How Group Life Insurance Works
Group life insurance is usually provided by your employer and is explicitly priced to you, typically based on your age and gender.
Rates usually will increase over time as you enter a new “age band.”
Simply put, your rate will remain the same while you’re in an age band, and most age bands are five years.
While no group policy is the same, most are purchasable with either little or no medical underwriting.
As a result, the cost of life insurance significantly increases as you get older, and your risk of death is higher.
As the price increases, many healthy people will opt out of group coverage for a more affordable option.
However, if you are uninsurable, group coverage can still be a good deal later in life.
You would enroll during your employee onboarding process and can make adjustments to your coverage once a year during open enrollment.
What Happens to Your Life Insurance if You Leave Your Job
If you leave or lose your job, then you lose your life insurance coverage since it is contingent on you being employed with your group plan sponsor.
However, most group life insurance plans have a portability option inside of the policy that allows you to take the coverage with you and pay for it without your employer’s subsidy.
The window to invoke the portability option is usually small, sometimes within two weeks of you ending your job.
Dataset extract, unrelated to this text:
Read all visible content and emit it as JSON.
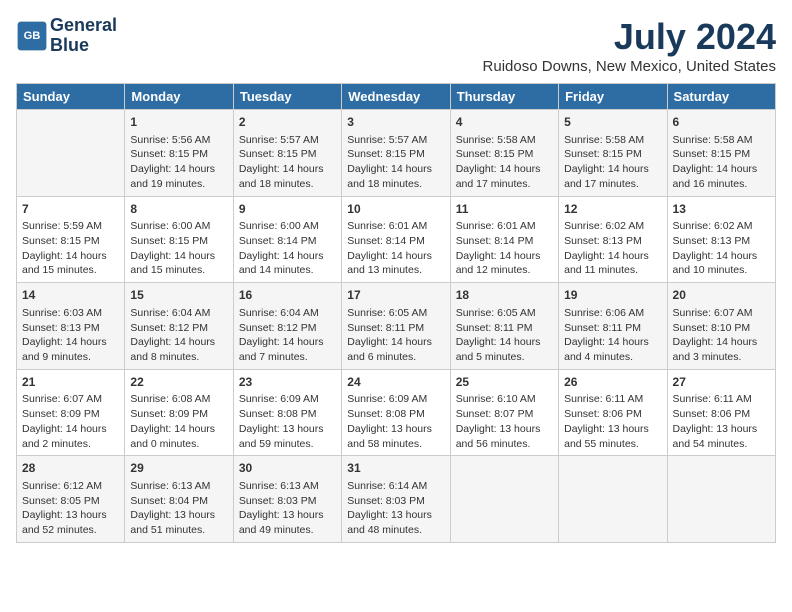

In practice, most people do not use the portability option, though.
If you’re fired or quit your job, the last thing you want to do is add another bill to your expenses.
Additionally, since your employer is no longer subsidizing your rates, the cost of the plan usually increases from what you were paying while employed.
Lastly, the coverage may not be permanent or have a level payment.
The last thing you want is for your life insurance to become too expensive later in life.
There are life insurance policies available that have unemployment riders built into the policy that protect you if you lose your job by waiving your premiums for a certain amount of time.
This can be the difference between dropping your coverage and remaining protected while finding new work.
Final Thoughts on if You Need Life Insurance Outside of Work
Life insurance through your job is a great benefit but does not eliminate the need for a private life insurance policy.
Work plans are easy to qualify for and purchase, but they often do not provide the appropriate amount of death benefit coverage to protect your family.
Additionally, work-life insurance plans increasingly become more expensive as you enter older age bands.
The price increases cause healthier clients to drop their group plans and go elsewhere for coverage, which increases the cost of group insurance for everyone else in the plan.
Finally, if you lose your job, you may lose your coverage.
Many group life insurance policies have a portability option that will allow you to take your group plan with you when you leave your job.
However, you will need to pay the full cost of the insurance without your employer subsidizing part of it.
Therefore, few people use this option in practice due to the high cost of porting their group insurance, especially if they are in excellent health.
If you’ve recently lost your job and are in good health, you should compare your portability option with a private policy.
You can view the rates of over 30 highly-rated life insurance companies using our free rate comparison tool below to see how private policies compare with your group coverage.
The difference in price may shock you.